++++ DATASET CONTENT

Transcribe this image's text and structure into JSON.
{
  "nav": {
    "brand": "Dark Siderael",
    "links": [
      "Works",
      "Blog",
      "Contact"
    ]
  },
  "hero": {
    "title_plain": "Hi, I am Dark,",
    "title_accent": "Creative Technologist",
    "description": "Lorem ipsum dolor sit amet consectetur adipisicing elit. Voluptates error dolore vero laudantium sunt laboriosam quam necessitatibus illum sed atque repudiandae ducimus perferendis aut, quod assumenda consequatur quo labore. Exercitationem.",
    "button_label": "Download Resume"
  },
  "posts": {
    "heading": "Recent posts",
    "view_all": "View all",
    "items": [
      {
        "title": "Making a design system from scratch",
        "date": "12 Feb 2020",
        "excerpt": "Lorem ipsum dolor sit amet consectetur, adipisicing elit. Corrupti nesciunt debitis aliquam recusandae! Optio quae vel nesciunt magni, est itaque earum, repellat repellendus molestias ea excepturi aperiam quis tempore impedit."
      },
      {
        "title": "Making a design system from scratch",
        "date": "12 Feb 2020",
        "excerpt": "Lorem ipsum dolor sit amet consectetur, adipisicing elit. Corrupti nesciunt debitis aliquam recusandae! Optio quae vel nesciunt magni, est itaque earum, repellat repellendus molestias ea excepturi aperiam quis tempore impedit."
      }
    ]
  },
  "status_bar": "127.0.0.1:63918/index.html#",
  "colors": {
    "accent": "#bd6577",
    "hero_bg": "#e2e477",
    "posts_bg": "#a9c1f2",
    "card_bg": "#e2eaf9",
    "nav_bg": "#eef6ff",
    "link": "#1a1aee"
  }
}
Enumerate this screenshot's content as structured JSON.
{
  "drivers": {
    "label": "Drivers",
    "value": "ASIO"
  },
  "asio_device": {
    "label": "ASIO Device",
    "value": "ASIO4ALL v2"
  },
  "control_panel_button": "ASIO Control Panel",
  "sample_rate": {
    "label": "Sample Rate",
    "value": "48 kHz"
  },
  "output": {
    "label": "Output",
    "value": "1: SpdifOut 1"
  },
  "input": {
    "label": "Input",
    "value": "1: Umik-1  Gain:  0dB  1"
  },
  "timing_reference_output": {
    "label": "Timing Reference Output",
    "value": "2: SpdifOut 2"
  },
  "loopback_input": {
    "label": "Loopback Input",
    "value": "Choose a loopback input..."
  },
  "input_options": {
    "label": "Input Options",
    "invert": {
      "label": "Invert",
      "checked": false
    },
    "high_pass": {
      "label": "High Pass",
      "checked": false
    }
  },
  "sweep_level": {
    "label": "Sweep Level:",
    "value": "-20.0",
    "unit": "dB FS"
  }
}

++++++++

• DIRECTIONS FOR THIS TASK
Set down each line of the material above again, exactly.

• THE COMPLETED TASK
Transcribe this image's text and structure into JSON.
{
  "nav": {
    "brand": "Dark Siderael",
    "links": [
      "Works",
      "Blog",
      "Contact"
    ]
  },
  "hero": {
    "title_plain": "Hi, I am Dark,",
    "title_accent": "Creative Technologist",
    "description": "Lorem ipsum dolor sit amet consectetur adipisicing elit. Voluptates error dolore vero laudantium sunt laboriosam quam necessitatibus illum sed atque repudiandae ducimus perferendis aut, quod assumenda consequatur quo labore. Exercitationem.",
    "button_label": "Download Resume"
  },
  "posts": {
    "heading": "Recent posts",
    "view_all": "View all",
    "items": [
      {
        "title": "Making a design system from scratch",
        "date": "12 Feb 2020",
        "excerpt": "Lorem ipsum dolor sit amet consectetur, adipisicing elit. Corrupti nesciunt debitis aliquam recusandae! Optio quae vel nesciunt magni, est itaque earum, repellat repellendus molestias ea excepturi aperiam quis tempore impedit."
      },
      {
        "title": "Making a design system from scratch",
        "date": "12 Feb 2020",
        "excerpt": "Lorem ipsum dolor sit amet consectetur, adipisicing elit. Corrupti nesciunt debitis aliquam recusandae! Optio quae vel nesciunt magni, est itaque earum, repellat repellendus molestias ea excepturi aperiam quis tempore impedit."
      }
    ]
  },
  "status_bar": "127.0.0.1:63918/index.html#",
  "colors": {
    "accent": "#bd6577",
    "hero_bg": "#e2e477",
    "posts_bg": "#a9c1f2",
    "card_bg": "#e2eaf9",
    "nav_bg": "#eef6ff",
    "link": "#1a1aee"
  }
}
Enumerate this screenshot's content as structured JSON.
{
  "drivers": {
    "label": "Drivers",
    "value": "ASIO"
  },
  "asio_device": {
    "label": "ASIO Device",
    "value": "ASIO4ALL v2"
  },
  "control_panel_button": "ASIO Control Panel",
  "sample_rate": {
    "label": "Sample Rate",
    "value": "48 kHz"
  },
  "output": {
    "label": "Output",
    "value": "1: SpdifOut 1"
  },
  "input": {
    "label": "Input",
    "value": "1: Umik-1  Gain:  0dB  1"
  },
  "timing_reference_output": {
    "label": "Timing Reference Output",
    "value": "2: SpdifOut 2"
  },
  "loopback_input": {
    "label": "Loopback Input",
    "value": "Choose a loopback input..."
  },
  "input_options": {
    "label": "Input Options",
    "invert": {
      "label": "Invert",
      "checked": false
    },
    "high_pass": {
      "label": "High Pass",
      "checked": false
    }
  },
  "sweep_level": {
    "label": "Sweep Level:",
    "value": "-20.0",
    "unit": "dB FS"
  }
}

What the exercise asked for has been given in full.